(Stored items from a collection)
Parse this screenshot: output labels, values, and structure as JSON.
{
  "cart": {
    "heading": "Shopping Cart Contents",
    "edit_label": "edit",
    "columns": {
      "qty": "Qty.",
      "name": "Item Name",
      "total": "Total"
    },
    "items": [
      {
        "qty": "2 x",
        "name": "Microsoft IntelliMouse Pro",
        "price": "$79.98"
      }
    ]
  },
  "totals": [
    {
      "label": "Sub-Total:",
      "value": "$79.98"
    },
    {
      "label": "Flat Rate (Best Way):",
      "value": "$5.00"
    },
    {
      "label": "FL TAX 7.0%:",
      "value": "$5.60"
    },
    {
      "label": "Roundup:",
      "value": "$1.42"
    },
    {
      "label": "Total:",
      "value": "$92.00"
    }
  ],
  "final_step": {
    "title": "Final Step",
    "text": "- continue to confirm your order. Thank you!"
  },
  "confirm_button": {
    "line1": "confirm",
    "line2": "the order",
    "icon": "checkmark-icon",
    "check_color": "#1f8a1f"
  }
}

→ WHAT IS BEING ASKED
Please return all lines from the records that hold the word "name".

→ WRITTEN RESPONSE
      "name": "Item Name",
        "name": "Microsoft IntelliMouse Pro",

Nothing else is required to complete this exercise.